§ **EXERCISE**
The answer is the set of lines that include "icmp", copied from the data below.

§ **DATA FOR THIS TASK**
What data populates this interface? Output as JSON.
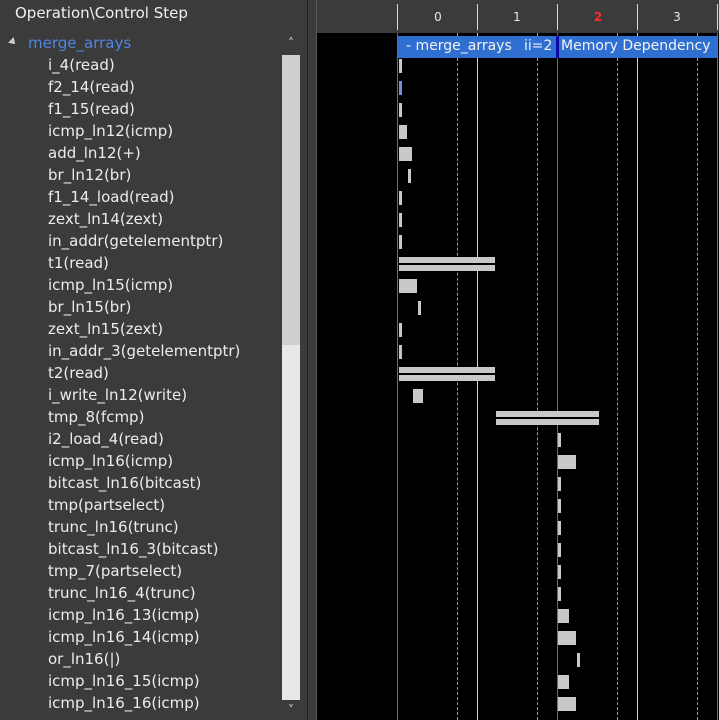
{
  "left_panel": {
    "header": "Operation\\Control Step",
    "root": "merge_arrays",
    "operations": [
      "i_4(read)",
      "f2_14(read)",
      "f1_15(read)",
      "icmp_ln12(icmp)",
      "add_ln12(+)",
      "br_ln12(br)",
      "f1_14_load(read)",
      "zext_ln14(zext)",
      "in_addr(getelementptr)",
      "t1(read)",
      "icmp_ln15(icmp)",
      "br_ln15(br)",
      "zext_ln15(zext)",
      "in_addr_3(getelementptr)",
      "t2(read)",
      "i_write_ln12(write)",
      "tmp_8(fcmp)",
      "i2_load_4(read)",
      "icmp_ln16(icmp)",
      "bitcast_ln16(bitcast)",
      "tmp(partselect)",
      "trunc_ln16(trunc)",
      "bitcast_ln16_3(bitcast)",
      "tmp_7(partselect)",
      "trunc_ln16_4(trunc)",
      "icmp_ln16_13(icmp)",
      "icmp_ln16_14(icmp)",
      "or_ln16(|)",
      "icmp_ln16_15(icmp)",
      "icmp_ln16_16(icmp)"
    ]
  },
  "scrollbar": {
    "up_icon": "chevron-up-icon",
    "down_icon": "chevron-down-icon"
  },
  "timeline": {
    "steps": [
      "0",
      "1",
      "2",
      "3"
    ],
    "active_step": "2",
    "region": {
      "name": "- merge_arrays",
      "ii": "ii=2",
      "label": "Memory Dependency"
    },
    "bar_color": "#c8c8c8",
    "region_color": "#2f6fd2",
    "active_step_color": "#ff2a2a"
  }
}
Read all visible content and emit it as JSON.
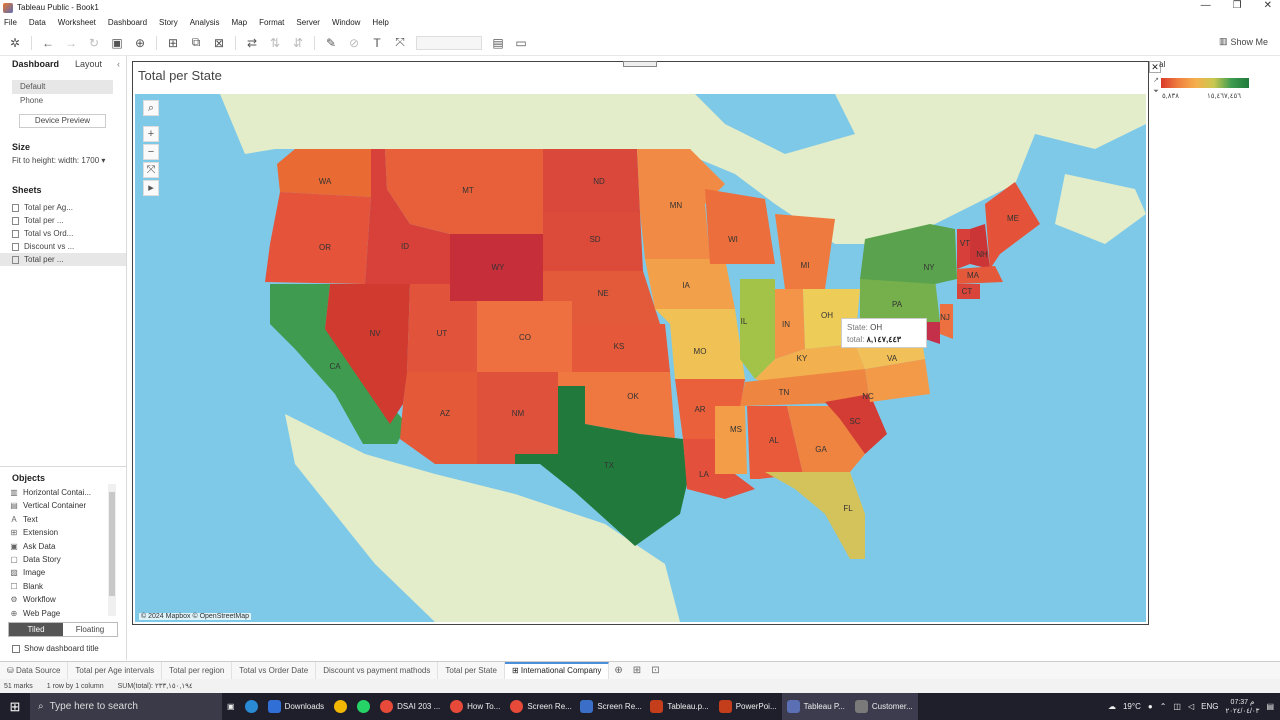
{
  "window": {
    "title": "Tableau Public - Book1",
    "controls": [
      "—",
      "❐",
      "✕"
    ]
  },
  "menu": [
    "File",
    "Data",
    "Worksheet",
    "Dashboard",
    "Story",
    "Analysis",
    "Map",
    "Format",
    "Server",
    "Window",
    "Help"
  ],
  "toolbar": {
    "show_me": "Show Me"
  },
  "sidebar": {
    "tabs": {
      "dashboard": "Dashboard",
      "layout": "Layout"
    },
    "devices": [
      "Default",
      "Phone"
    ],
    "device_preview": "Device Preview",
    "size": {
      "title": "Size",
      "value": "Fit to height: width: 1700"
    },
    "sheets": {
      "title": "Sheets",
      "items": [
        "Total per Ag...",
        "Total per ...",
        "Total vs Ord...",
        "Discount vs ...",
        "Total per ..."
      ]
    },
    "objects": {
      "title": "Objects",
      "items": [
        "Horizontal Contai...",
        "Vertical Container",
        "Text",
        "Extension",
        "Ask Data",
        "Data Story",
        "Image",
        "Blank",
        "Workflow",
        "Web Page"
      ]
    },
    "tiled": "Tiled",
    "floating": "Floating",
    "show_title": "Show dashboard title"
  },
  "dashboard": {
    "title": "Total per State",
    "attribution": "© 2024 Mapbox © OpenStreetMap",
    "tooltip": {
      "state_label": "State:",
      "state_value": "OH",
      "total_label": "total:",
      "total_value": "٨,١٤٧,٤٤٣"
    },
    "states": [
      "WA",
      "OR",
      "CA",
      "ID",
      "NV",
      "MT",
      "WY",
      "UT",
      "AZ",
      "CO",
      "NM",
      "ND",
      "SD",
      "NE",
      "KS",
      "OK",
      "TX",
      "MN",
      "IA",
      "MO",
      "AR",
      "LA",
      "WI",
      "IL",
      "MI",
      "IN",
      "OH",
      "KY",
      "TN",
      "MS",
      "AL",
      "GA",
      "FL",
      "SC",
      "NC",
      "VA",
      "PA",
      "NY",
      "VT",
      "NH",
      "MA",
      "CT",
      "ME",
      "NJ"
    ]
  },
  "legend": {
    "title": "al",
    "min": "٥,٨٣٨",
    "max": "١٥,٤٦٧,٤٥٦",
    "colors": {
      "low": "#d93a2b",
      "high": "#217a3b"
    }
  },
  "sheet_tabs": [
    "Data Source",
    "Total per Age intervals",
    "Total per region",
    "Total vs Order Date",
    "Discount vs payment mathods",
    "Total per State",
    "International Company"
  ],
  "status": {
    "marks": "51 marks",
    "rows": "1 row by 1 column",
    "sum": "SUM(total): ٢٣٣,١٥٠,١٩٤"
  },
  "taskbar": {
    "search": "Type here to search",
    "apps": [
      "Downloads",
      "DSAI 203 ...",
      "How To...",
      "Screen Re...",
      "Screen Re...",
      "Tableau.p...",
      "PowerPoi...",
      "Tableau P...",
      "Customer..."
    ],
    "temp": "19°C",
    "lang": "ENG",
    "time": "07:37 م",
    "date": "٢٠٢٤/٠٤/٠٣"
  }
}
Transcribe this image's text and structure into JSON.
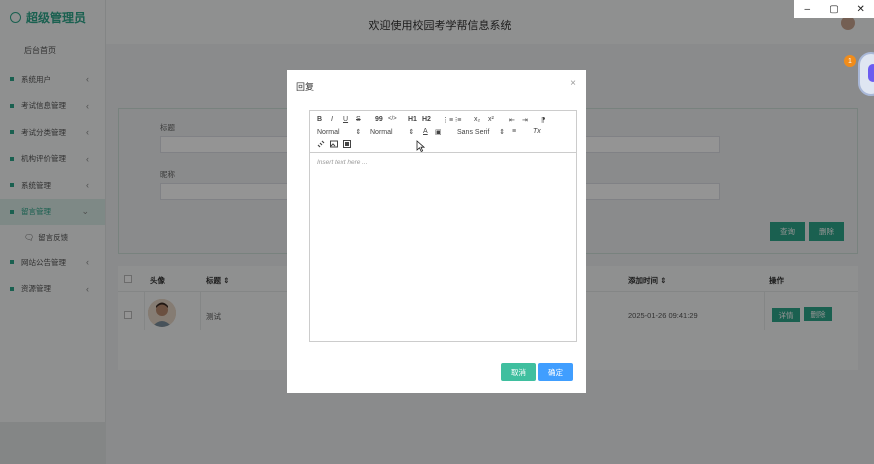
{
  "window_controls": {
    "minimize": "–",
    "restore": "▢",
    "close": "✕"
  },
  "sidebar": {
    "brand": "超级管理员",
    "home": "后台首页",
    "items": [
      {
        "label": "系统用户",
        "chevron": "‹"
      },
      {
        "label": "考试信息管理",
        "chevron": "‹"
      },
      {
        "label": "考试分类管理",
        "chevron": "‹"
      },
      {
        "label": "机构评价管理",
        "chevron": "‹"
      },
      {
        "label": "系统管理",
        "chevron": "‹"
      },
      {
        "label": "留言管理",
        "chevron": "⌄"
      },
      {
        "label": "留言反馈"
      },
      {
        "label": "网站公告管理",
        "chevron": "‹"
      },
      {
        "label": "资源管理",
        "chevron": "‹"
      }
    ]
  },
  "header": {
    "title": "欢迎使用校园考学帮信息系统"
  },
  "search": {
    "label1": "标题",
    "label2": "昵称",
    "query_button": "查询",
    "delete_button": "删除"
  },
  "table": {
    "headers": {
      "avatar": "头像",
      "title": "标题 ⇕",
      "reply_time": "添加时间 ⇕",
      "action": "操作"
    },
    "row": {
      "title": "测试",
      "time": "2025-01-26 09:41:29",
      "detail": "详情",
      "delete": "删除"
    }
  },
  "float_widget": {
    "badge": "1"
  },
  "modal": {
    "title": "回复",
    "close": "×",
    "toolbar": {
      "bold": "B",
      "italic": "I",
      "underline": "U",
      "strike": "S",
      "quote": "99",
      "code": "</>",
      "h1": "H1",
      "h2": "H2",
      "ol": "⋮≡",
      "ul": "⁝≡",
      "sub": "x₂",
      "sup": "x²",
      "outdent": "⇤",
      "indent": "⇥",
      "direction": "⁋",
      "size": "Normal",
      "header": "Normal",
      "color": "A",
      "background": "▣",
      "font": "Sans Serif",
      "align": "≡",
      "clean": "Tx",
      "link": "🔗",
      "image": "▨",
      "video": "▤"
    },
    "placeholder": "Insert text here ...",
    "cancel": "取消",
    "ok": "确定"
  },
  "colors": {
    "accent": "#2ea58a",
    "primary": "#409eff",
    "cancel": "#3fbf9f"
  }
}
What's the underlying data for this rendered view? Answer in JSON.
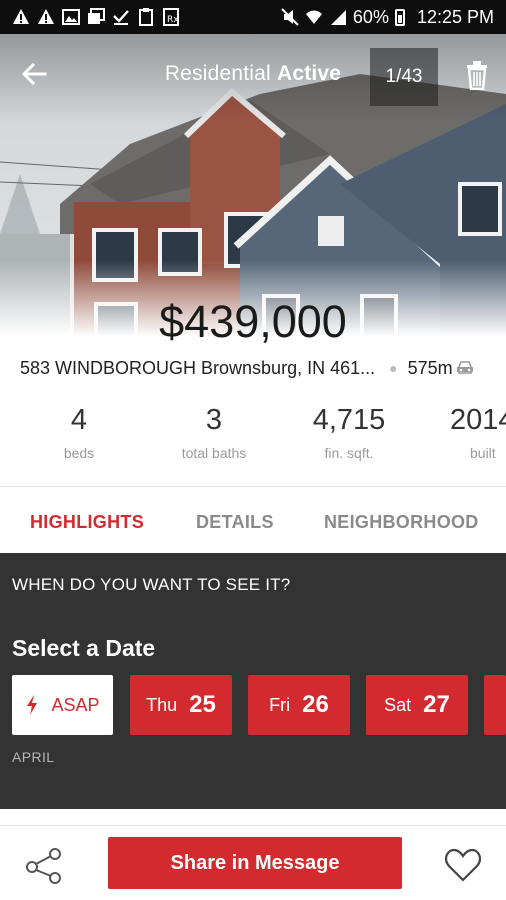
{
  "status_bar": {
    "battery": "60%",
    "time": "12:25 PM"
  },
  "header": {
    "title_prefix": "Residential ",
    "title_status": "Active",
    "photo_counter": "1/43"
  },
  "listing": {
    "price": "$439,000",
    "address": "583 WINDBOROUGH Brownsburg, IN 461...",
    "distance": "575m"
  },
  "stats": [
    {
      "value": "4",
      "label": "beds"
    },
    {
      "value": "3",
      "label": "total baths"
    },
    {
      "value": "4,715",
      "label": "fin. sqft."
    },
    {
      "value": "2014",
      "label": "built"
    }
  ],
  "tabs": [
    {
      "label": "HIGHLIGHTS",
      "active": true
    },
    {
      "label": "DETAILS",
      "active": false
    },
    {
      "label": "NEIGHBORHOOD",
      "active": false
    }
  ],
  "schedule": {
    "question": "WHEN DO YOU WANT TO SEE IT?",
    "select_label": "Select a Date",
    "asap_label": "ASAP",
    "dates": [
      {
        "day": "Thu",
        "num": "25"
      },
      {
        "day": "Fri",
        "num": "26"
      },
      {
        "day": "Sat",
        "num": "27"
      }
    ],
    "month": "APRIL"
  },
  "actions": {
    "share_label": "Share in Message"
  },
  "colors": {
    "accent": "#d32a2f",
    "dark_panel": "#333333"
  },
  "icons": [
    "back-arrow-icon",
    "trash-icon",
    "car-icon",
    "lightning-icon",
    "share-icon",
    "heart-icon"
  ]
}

§ **WRITTEN ANSWER**
      "icmp_ln12(icmp)",
      "icmp_ln15(icmp)",
      "icmp_ln16(icmp)",
      "icmp_ln16_13(icmp)",
      "icmp_ln16_14(icmp)",
      "icmp_ln16_15(icmp)",
      "icmp_ln16_16(icmp)"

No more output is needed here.